Bettina’s original plan was to become a fashion designer, not a model. She organized fashion shows and performed PR and marketing tasks for several design houses. Bettina was a muse first for designer, Jacques Fath, who used her as a model and helped her gain fame. She embodied the “wasp-waisted, cigarette-smoking, haute-couture sophisticate” of her day. She said in an interview, “I was very young, very genuine. I wore no makeup and I had red hair.”
As a model, Bettina worked with many famous designers including Hubert de Givenchy, who named an entire collection for her. The two had a long-lasting, committed friendship and the designer even named his first fragrance, Amarige, in her honor. She went on to become a fashion icon, even earning a reputed offer to act from 20th Century Fox studios, which she promptly turned down.

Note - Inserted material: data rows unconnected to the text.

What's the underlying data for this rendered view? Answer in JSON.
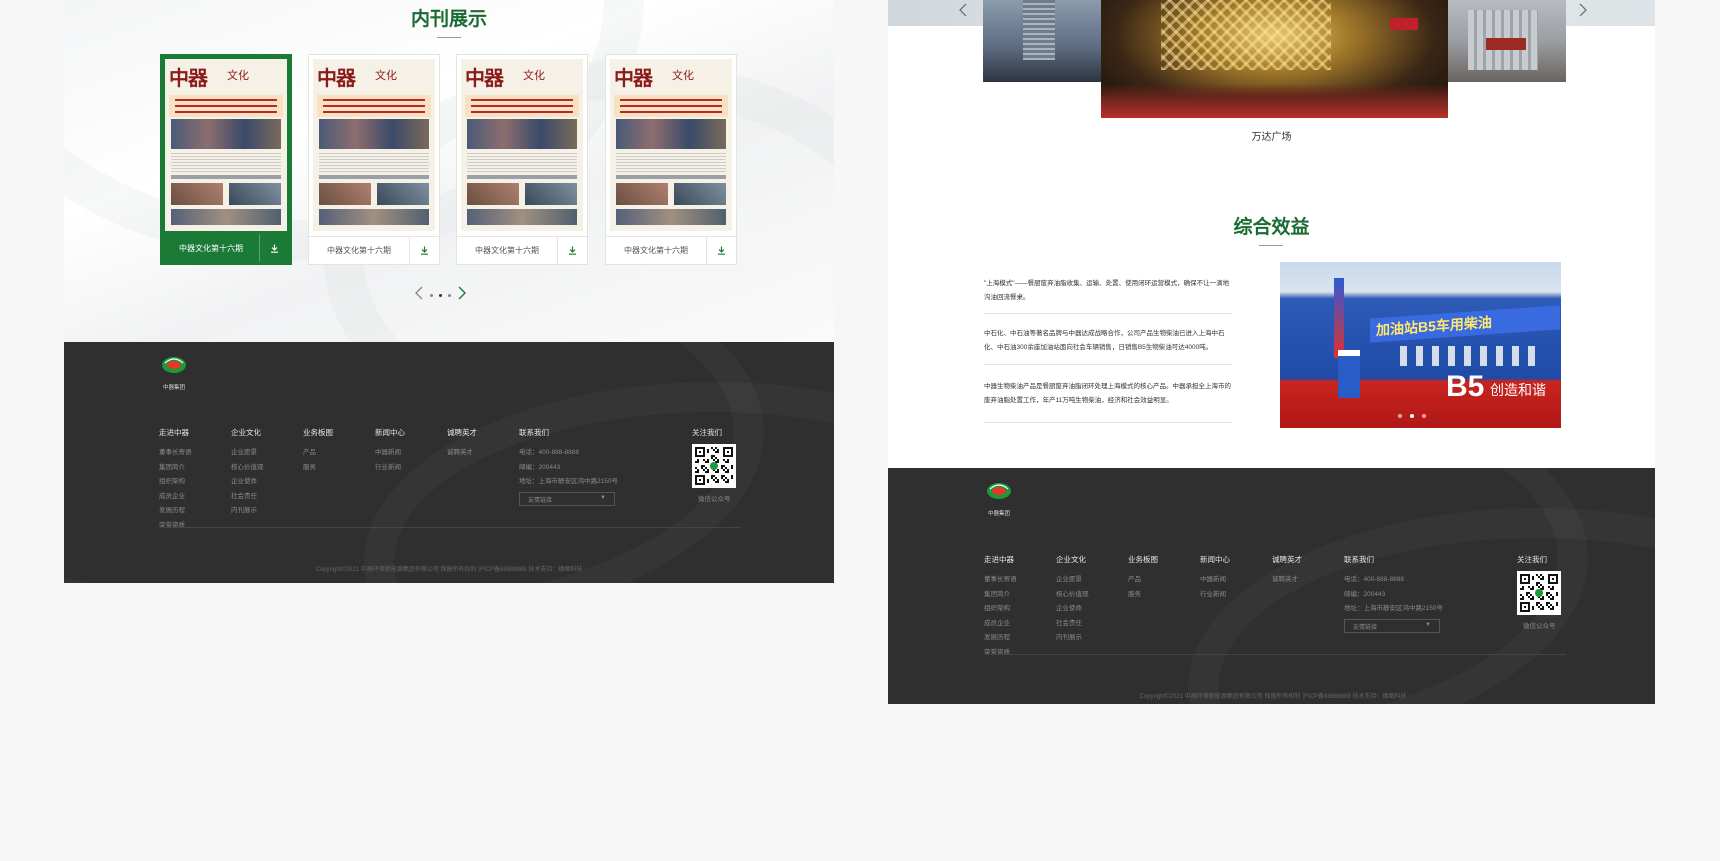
{
  "left": {
    "magazine_section": {
      "title": "内刊展示",
      "cards": [
        {
          "name": "中器文化第十六期",
          "active": true
        },
        {
          "name": "中器文化第十六期",
          "active": false
        },
        {
          "name": "中器文化第十六期",
          "active": false
        },
        {
          "name": "中器文化第十六期",
          "active": false
        }
      ],
      "cover_logo": "中器",
      "cover_logo_sub": "文化",
      "pager": {
        "prev_icon": "chevron-left-icon",
        "next_icon": "chevron-right-icon",
        "dots": 3,
        "active_dot": 1
      }
    }
  },
  "right": {
    "project_slider": {
      "caption": "万达广场",
      "prev_icon": "chevron-left-icon",
      "next_icon": "chevron-right-icon"
    },
    "benefits": {
      "title": "综合效益",
      "paragraphs": [
        "\"上海模式\"——餐厨废弃油脂收集、运输、处置、使用闭环运营模式，确保不让一滴地沟油回流餐桌。",
        "中石化、中石油等著名品牌与中器达成战略合作，公司产品生物柴油已进入上海中石化、中石油300余座加油站面向社会车辆销售，日销售B5生物柴油可达4000吨。",
        "中器生物柴油产品是餐厨废弃油脂闭环处理上海模式的核心产品。中器承担全上海市的废弃油脂处置工作，年产11万吨生物柴油，经济和社会效益明显。"
      ],
      "photo_banner_text": "加油站B5车用柴油",
      "photo_b5": "B5",
      "photo_b5_sub": "创造和谐",
      "photo_dots": 3,
      "photo_active_dot": 1
    }
  },
  "footer": {
    "logo_text": "中器集团",
    "columns": [
      {
        "title": "走进中器",
        "items": [
          "董事长寄语",
          "集团简介",
          "组织架构",
          "成员企业",
          "发展历程",
          "荣誉资质"
        ]
      },
      {
        "title": "企业文化",
        "items": [
          "企业愿景",
          "核心价值观",
          "企业使命",
          "社会责任",
          "内刊展示"
        ]
      },
      {
        "title": "业务板图",
        "items": [
          "产品",
          "服务"
        ]
      },
      {
        "title": "新闻中心",
        "items": [
          "中器新闻",
          "行业新闻"
        ]
      },
      {
        "title": "诚聘英才",
        "items": [
          "诚聘英才"
        ]
      }
    ],
    "contact": {
      "title": "联系我们",
      "phone": "电话：400-888-8888",
      "postcode": "邮编：200443",
      "address": "地址：上海市静安区鸿中路2150号",
      "select_placeholder": "友情链接",
      "select_arrow": "▼"
    },
    "follow": {
      "title": "关注我们",
      "qr_caption": "微信公众号"
    },
    "copyright": "Copyright©2021  中器环保新能源集团有限公司  保留所有权利  沪ICP备88888888  技术支持：德图科技"
  },
  "colors": {
    "brand_green": "#1a7a36",
    "title_green": "#1a6b32",
    "footer_bg": "#2f2f2f"
  }
}
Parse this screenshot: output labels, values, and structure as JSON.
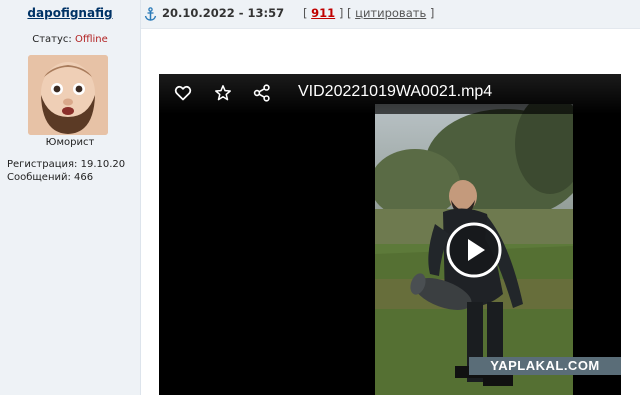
{
  "user": {
    "username": "dapofignafig",
    "status_label": "Статус:",
    "status_value": "Offline",
    "rank": "Юморист",
    "registration": "Регистрация: 19.10.20",
    "messages": "Сообщений: 466"
  },
  "post": {
    "date": "20.10.2022 - 13:57",
    "bracket_open": "[",
    "count": "911",
    "bracket_mid": "] [",
    "quote_label": "цитировать",
    "bracket_close": "]"
  },
  "video": {
    "filename": "VID20221019WA0021.mp4",
    "icons": [
      "heart-icon",
      "star-icon",
      "share-icon",
      "play-icon"
    ]
  },
  "watermark": "YAPLAKAL.COM",
  "colors": {
    "username": "#003366",
    "offline": "#b22222",
    "count": "#c00000",
    "watermark_bg": "#5a6d78"
  }
}
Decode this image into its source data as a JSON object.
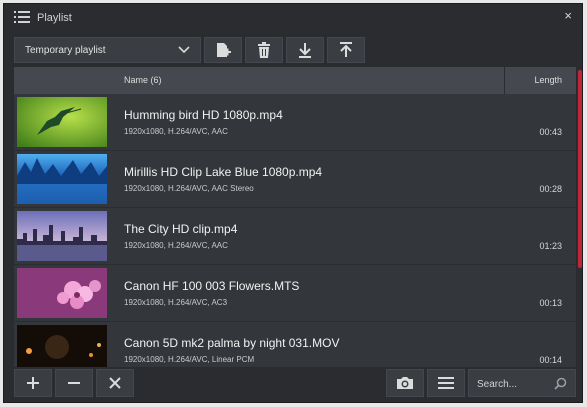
{
  "window": {
    "title": "Playlist",
    "close_glyph": "×"
  },
  "toolbar": {
    "playlist_select": "Temporary playlist",
    "buttons": [
      "add-file-icon",
      "trash-icon",
      "move-down-icon",
      "move-up-icon"
    ]
  },
  "header": {
    "name": "Name (6)",
    "length": "Length"
  },
  "items": [
    {
      "name": "Humming bird HD 1080p.mp4",
      "meta": "1920x1080, H.264/AVC, AAC",
      "duration": "00:43"
    },
    {
      "name": "Mirillis HD Clip Lake Blue 1080p.mp4",
      "meta": "1920x1080, H.264/AVC, AAC Stereo",
      "duration": "00:28"
    },
    {
      "name": "The City HD clip.mp4",
      "meta": "1920x1080, H.264/AVC, AAC",
      "duration": "01:23"
    },
    {
      "name": "Canon HF 100 003 Flowers.MTS",
      "meta": "1920x1080, H.264/AVC, AC3",
      "duration": "00:13"
    },
    {
      "name": "Canon 5D mk2 palma by night 031.MOV",
      "meta": "1920x1080, H.264/AVC, Linear PCM",
      "duration": "00:14"
    }
  ],
  "bottom": {
    "search_placeholder": "Search...",
    "buttons": [
      "plus-icon",
      "minus-icon",
      "x-icon",
      "camera-icon",
      "menu-icon"
    ]
  },
  "colors": {
    "accent": "#c0283a",
    "background": "#2a2c30",
    "row": "#33363b",
    "header": "#45484e"
  }
}
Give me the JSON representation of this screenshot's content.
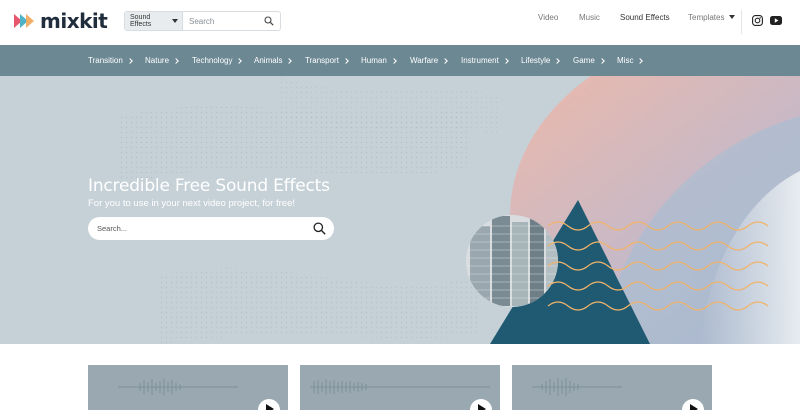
{
  "brand": {
    "name": "mixkit"
  },
  "search": {
    "category": "Sound Effects",
    "placeholder": "Search"
  },
  "topnav": {
    "video": "Video",
    "music": "Music",
    "sound_effects": "Sound Effects",
    "templates": "Templates"
  },
  "categories": [
    "Transition",
    "Nature",
    "Technology",
    "Animals",
    "Transport",
    "Human",
    "Warfare",
    "Instrument",
    "Lifestyle",
    "Game",
    "Misc"
  ],
  "hero": {
    "title": "Incredible Free Sound Effects",
    "subtitle": "For you to use in your next video project, for free!",
    "search_placeholder": "Search..."
  },
  "colors": {
    "category_bar": "#6c8893",
    "hero_background": "#c6d1d7",
    "teal_shape": "#1f5a72",
    "peach_shape": "#f3b9a6",
    "wave_lines": "#f1b36a"
  },
  "icons": {
    "search": "search-icon",
    "instagram": "instagram-icon",
    "youtube": "youtube-icon",
    "play": "play-icon"
  }
}
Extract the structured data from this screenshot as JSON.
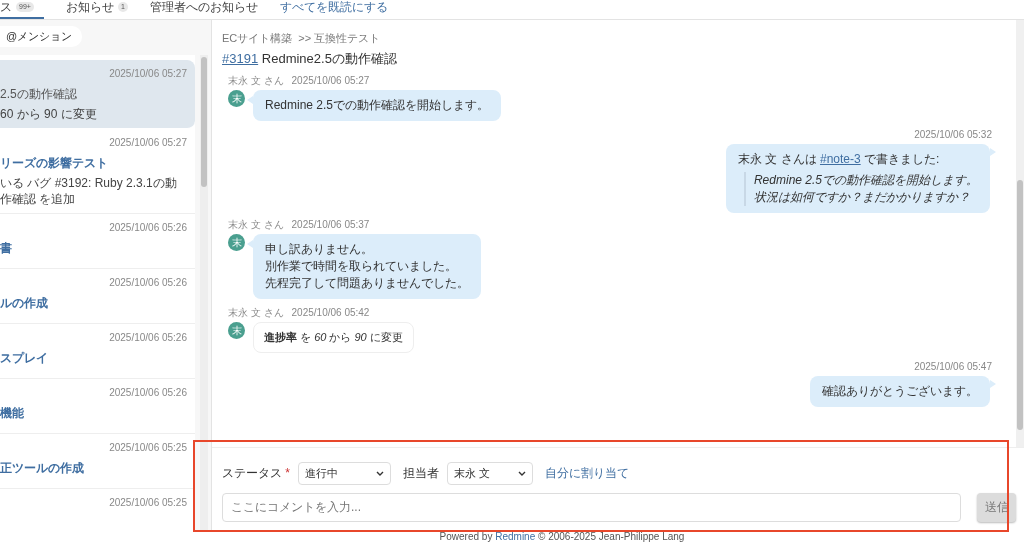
{
  "tabs": [
    {
      "label": "ス",
      "badge": "99+",
      "selected": true
    },
    {
      "label": "お知らせ",
      "badge": "1",
      "selected": false
    },
    {
      "label": "管理者へのお知らせ",
      "selected": false
    }
  ],
  "mark_all_read": "すべてを既読にする",
  "filter_pill": "@メンション",
  "notifications": [
    {
      "time": "2025/10/06 05:27",
      "title": "2.5の動作確認",
      "detail": "60 から 90 に変更",
      "selected": true
    },
    {
      "time": "2025/10/06 05:27",
      "title": "リーズの影響テスト",
      "detail": "いる バグ #3192: Ruby 2.3.1の動作確認 を追加",
      "selected": false
    },
    {
      "time": "2025/10/06 05:26",
      "title": "書",
      "selected": false
    },
    {
      "time": "2025/10/06 05:26",
      "title": "ルの作成",
      "selected": false
    },
    {
      "time": "2025/10/06 05:26",
      "title": "スプレイ",
      "selected": false
    },
    {
      "time": "2025/10/06 05:26",
      "title": "機能",
      "selected": false
    },
    {
      "time": "2025/10/06 05:25",
      "title": "正ツールの作成",
      "selected": false
    },
    {
      "time": "2025/10/06 05:25",
      "selected": false
    }
  ],
  "issue": {
    "project": "ECサイト構築",
    "subproject": ">> 互換性テスト",
    "number": "#3191",
    "subject": "Redmine2.5の動作確認"
  },
  "messages": [
    {
      "kind": "incoming",
      "author": "末永 文 さん",
      "time": "2025/10/06 05:27",
      "avatar": "末",
      "lines": [
        "Redmine 2.5での動作確認を開始します。"
      ]
    },
    {
      "kind": "outgoing",
      "time": "2025/10/06 05:32",
      "quote_author": "末永 文 さんは",
      "quote_link": "#note-3",
      "quote_suffix": "で書きました:",
      "lines": [
        "Redmine 2.5での動作確認を開始します。",
        "状況は如何ですか？まだかかりますか？"
      ]
    },
    {
      "kind": "incoming",
      "author": "末永 文 さん",
      "time": "2025/10/06 05:37",
      "avatar": "末",
      "lines": [
        "申し訳ありません。",
        "別作業で時間を取られていました。",
        "先程完了して問題ありませんでした。"
      ]
    },
    {
      "kind": "change",
      "author": "末永 文 さん",
      "time": "2025/10/06 05:42",
      "avatar": "末",
      "text": "**進捗率** を *60* から *90* に変更"
    },
    {
      "kind": "outgoing",
      "time": "2025/10/06 05:47",
      "lines": [
        "確認ありがとうございます。"
      ]
    }
  ],
  "form": {
    "status_label": "ステータス",
    "status_required_mark": "*",
    "status_value": "進行中",
    "assignee_label": "担当者",
    "assignee_value": "末永 文",
    "assign_me": "自分に割り当て",
    "comment_placeholder": "ここにコメントを入力...",
    "submit": "送信",
    "submit_disabled": true
  },
  "footer": {
    "prefix": "Powered by",
    "link": "Redmine",
    "suffix": "© 2006-2025 Jean-Philippe Lang"
  },
  "annotation": {
    "kind": "highlight"
  }
}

Simone Bodin was loved, admired, and respected by everyone who knew her. Givenchy once described the stunning woman’s inner and outer beauty by saying, “She had friends everywhere. Everyone adored her. She had great intelligence and personality. She never had anything unkind or cruel to say about anyone, which is rare in the fashion world!”
Bettina Graziani, as she was also known, was a poverty-stricken girl who grew up to become one of the first supermodels. The famous designers she modeled for include Chanel, Valentino, Grès, Jacques Fath, and Hubert de Givenchy. Her prominent cheek bones, striking figure and feline eyes quickly set the standard for models of the ‘50’s.
An in-demand model, she was also instrumental behind the scenes helping to arrange many of the shows where she modeled and even doing publicity for those shows as stated above. She was multi-talented and stated, “I owe [my] success more to an expressive face than to my good looks.”
Not a woman to rely solely on her good looks, Simone went on to become an integral part of the entire fashion world. She left her mark, even after her retirement, by writing her memoirs and leaving the world with an insight into what drove her unparalleled success. She also wrote poetry, composed music and eventually took small acting roles in two French films, Bete Balanco and La folie douce.
In 2010, she was appointed Commander of France’s Order of Arts and Letters, traveling to fashion shows, and promoting the work of designers she loved and respected. Her rise from poverty and her pivot from aspiring designer to supermodel demonstrate that a beautiful face can be a launching pad for a life of meaning and purpose.